Elsewhere, with no funding to develop a suitable hook-on seaplane, officers accepted they’d have to take an existing plane that would fit through the ZRS-4’s projected door width: 25 feet. No seaplane was right; under consideration was the Curtiss XF9C-1 (left), a previous competitor for the small-flattop fighter, rejected as too hot to handle. Curtiss corrected many of the problems using its own money, building an improved XF9C-2. Equipped with a sky-hook and successfully tested on ZR-3’s trapeze, an order was placed for six production units. One advantage was noted over the USS Langley then testing landplanes in its added flat-top deck: the airplanes could launch and recover without the parent vessel having to turn into and hold a steady course to keep the prevailing winds straight down its deck. Few appreciated at the time what would later be demonstrated in ZRS ops: airplanes could hook on or drop off with their dirigible on any heading, with any relative wind. (In fact as told by pilot “Min” Miller, pilots adapted to the airship’s actually changing course while they were in progress with hooking on.)
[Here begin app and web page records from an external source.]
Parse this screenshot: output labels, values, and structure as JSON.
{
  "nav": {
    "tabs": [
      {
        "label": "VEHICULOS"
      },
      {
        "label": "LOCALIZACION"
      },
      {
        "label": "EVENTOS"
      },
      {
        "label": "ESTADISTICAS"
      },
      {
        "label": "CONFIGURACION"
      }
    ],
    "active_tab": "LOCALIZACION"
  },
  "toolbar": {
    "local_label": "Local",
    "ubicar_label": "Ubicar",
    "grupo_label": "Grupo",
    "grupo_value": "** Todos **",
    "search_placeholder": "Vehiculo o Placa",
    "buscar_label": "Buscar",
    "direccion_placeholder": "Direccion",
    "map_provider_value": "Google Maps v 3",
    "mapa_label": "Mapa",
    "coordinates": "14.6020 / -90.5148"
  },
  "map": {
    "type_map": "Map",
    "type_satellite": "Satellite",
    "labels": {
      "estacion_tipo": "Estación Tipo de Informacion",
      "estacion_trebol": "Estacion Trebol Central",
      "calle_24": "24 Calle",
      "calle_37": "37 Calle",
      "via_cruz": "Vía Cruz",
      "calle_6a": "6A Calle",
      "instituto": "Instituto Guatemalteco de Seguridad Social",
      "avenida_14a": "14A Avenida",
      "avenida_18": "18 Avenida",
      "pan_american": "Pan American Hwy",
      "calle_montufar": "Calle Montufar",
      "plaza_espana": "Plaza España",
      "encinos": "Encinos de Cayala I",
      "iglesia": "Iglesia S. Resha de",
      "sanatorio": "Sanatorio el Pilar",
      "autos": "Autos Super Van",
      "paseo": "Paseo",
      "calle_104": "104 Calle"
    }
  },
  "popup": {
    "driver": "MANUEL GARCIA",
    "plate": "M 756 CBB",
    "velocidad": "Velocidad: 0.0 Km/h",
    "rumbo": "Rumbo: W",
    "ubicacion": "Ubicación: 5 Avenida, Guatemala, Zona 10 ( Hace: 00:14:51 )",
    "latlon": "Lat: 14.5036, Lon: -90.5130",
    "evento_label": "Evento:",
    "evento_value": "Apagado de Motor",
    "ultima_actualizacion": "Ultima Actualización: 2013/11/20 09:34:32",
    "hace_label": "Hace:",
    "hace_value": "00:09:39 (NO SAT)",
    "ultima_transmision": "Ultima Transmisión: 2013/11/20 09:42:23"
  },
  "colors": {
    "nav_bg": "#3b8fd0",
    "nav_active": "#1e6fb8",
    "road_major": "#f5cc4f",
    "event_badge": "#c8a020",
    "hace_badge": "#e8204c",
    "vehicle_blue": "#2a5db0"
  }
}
Visitors to the Airdock viewing ZRS-4 construction were treated to explanatory signs labeling some components in Bay VII, location of the airplane stowage truss structure. The airplane trapeze was not part of the contract; neither it, nor the default airplanes, could be pre-tested before rollout.
First-ever inline engines, numbered per the diagram at left, had to turn in opposite directions for best prop efficiency. Various pitches – even steel props in ZRS-4’s later days – were tried. Accepting the peacetime helium edict, each engine was plumbed with complex exhaust-cooling condensers with associated piping and baggage to recover water tonnage created in the combustion process. The arduous task of cleaning the sooty plumbing would be come to be handed out as punishment to enlisted crewmen violating minor rules.
This NAS Lakehurst Engineering handling drawing (right) shows the ZRS-4 &5’s main frame and bay/cell Roman Numeral designations; our inset contrasts the original fin plan. With a final length of 785 feet and maximum diameter of 132.9 feet. the overall ZRS 4&5 hull air enclosure was 7,401,260 cu ft allowing 12 gas cells a maximum displacement of 6,850,000 cu ft. 126,000 lbs. of gasoline weight contained in 110 keel tanks, and the additional weights of oil tanks, water tanks, and ballast bags were spread along the twin outboard keels, which served as main ship’s passageways from frame 35 aft to frame 170 forward.
Here, the “plankowners” pose in the Airdock with their ship on 30 JUL 31, about six weeks before rollout. It would be up to these men and their coming shipmates to learn the art of operating the first rigid designed to accommodate the limitations of helium. With these and so many other major design innovations in the ZRS-4 evolution, there was a great deal for them to learn before airplanes could be incorporated into operations.
In a ceremony attended by thousands, ZRS-4 was christened by Mrs. Herbert Hoover, sent by her husband the President in a show of support. She pulled a rope signaling the forward yaw line hatches to pop open, releasing 48 doves “of peace” that had been staged inside. The lines were let out so the 200-ton airship could float up several feet, while the crowd cheered.
Columbia had jumped on the chance to release its new film “Dirigible” starring Jack Holt, Ralph Graves and Fay Wray, playing in local theaters that week.
Click > for a clip from our DVD, “The Flying Carriers” ( sound on)